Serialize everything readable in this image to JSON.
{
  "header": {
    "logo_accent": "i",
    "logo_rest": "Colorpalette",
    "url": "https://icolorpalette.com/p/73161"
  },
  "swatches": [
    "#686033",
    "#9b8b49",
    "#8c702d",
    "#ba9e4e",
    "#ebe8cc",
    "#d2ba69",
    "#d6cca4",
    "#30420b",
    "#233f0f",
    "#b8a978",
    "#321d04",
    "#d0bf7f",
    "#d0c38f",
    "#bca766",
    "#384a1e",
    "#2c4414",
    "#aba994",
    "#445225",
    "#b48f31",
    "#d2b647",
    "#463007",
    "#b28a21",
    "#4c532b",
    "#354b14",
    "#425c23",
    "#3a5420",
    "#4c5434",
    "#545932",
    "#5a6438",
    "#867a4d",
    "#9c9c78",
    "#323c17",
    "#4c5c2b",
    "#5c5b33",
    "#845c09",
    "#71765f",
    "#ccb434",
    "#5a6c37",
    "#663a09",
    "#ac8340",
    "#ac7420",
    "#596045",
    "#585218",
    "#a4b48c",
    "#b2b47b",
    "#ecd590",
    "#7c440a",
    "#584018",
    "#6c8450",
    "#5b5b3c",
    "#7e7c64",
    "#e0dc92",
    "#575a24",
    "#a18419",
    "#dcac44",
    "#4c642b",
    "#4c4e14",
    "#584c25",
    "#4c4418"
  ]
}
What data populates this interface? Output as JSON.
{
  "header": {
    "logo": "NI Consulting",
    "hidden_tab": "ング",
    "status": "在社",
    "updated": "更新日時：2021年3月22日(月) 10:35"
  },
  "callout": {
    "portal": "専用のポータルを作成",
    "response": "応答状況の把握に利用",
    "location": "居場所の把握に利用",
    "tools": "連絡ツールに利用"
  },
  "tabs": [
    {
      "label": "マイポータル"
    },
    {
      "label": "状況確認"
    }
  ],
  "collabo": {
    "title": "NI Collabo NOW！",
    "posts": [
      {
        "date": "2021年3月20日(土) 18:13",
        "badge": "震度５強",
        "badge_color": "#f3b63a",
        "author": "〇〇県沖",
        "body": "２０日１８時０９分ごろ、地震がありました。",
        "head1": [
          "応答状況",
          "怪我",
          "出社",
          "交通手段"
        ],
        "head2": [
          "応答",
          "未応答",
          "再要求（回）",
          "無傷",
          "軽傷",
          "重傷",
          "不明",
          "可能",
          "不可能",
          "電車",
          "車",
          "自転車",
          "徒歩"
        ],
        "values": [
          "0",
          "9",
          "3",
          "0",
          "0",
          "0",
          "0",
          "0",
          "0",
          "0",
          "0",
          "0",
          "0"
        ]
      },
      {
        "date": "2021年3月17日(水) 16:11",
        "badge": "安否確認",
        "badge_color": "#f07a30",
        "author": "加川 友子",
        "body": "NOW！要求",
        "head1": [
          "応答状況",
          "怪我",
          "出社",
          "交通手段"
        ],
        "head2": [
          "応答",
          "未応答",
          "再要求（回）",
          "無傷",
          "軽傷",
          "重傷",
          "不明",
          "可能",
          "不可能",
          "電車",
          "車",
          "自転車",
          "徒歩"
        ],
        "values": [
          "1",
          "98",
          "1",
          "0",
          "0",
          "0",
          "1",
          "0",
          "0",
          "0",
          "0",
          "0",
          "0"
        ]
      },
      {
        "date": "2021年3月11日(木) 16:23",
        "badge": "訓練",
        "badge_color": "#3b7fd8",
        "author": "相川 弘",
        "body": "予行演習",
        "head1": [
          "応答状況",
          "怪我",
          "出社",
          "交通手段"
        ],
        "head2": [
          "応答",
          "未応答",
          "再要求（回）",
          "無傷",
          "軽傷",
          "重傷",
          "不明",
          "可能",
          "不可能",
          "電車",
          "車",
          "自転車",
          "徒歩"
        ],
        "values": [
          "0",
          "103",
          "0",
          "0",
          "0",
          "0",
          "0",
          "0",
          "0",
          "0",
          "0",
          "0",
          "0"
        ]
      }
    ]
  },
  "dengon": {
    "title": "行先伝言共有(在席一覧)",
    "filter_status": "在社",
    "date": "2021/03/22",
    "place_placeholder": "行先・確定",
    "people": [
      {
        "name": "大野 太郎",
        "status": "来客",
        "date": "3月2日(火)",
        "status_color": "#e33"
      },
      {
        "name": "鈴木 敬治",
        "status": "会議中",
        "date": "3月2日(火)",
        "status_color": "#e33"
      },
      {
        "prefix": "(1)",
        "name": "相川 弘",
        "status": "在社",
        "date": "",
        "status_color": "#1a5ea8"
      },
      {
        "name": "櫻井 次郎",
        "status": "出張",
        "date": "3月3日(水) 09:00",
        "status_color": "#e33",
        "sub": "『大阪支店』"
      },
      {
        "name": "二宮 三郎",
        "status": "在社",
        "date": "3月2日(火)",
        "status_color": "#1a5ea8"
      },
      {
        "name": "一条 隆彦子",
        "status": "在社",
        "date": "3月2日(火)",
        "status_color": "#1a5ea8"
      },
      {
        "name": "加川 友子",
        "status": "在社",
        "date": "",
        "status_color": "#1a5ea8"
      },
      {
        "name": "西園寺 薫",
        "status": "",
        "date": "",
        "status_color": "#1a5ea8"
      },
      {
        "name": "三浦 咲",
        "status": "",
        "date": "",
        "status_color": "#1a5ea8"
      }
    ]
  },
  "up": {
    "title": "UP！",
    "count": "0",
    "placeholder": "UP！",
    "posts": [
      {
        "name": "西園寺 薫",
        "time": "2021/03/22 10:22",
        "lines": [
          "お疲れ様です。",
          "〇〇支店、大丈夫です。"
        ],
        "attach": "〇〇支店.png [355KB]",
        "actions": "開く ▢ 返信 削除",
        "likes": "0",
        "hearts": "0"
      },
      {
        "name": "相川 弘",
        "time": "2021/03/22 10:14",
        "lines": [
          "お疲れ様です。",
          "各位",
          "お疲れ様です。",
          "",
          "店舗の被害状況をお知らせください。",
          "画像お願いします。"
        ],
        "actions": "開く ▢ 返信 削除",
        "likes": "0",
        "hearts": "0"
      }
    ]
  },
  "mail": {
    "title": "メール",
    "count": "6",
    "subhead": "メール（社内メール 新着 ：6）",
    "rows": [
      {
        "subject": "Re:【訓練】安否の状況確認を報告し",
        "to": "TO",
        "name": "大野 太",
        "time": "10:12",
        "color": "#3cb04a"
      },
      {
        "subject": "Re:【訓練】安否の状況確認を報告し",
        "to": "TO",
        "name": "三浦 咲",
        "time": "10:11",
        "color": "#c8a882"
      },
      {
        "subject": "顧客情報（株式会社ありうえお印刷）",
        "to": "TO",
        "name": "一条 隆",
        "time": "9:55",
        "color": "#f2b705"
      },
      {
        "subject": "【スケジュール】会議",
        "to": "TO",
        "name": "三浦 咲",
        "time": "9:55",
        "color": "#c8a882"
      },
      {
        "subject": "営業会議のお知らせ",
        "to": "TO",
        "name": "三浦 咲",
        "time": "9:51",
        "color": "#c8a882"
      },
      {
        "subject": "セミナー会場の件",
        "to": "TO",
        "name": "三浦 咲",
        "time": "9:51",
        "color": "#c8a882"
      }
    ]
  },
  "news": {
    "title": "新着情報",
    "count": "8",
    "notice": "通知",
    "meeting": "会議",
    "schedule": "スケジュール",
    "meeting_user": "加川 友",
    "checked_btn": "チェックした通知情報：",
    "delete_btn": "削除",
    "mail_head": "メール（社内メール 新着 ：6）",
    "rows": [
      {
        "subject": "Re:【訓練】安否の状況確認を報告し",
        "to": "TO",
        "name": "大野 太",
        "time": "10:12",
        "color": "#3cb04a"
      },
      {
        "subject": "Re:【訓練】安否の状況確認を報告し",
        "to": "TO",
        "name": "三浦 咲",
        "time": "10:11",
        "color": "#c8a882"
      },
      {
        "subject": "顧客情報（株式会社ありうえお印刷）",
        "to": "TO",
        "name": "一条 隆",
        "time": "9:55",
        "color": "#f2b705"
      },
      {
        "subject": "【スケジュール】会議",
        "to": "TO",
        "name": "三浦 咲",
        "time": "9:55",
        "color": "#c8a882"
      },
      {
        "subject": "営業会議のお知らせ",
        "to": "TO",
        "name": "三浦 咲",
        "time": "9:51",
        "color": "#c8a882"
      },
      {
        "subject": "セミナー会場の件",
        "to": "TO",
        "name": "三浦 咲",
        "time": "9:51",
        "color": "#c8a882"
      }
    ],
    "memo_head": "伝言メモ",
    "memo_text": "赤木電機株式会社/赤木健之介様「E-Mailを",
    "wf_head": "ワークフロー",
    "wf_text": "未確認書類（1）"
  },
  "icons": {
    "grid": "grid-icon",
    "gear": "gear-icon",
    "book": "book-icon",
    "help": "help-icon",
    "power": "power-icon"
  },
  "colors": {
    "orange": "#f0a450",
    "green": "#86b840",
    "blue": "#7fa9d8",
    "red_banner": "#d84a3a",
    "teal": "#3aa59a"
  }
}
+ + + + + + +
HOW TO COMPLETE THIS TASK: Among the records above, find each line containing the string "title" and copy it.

EXPECTED ANSWER:
    "title": "NI Collabo NOW！",
    "title": "行先伝言共有(在席一覧)",
    "title": "UP！",
    "title": "メール",
    "title": "新着情報",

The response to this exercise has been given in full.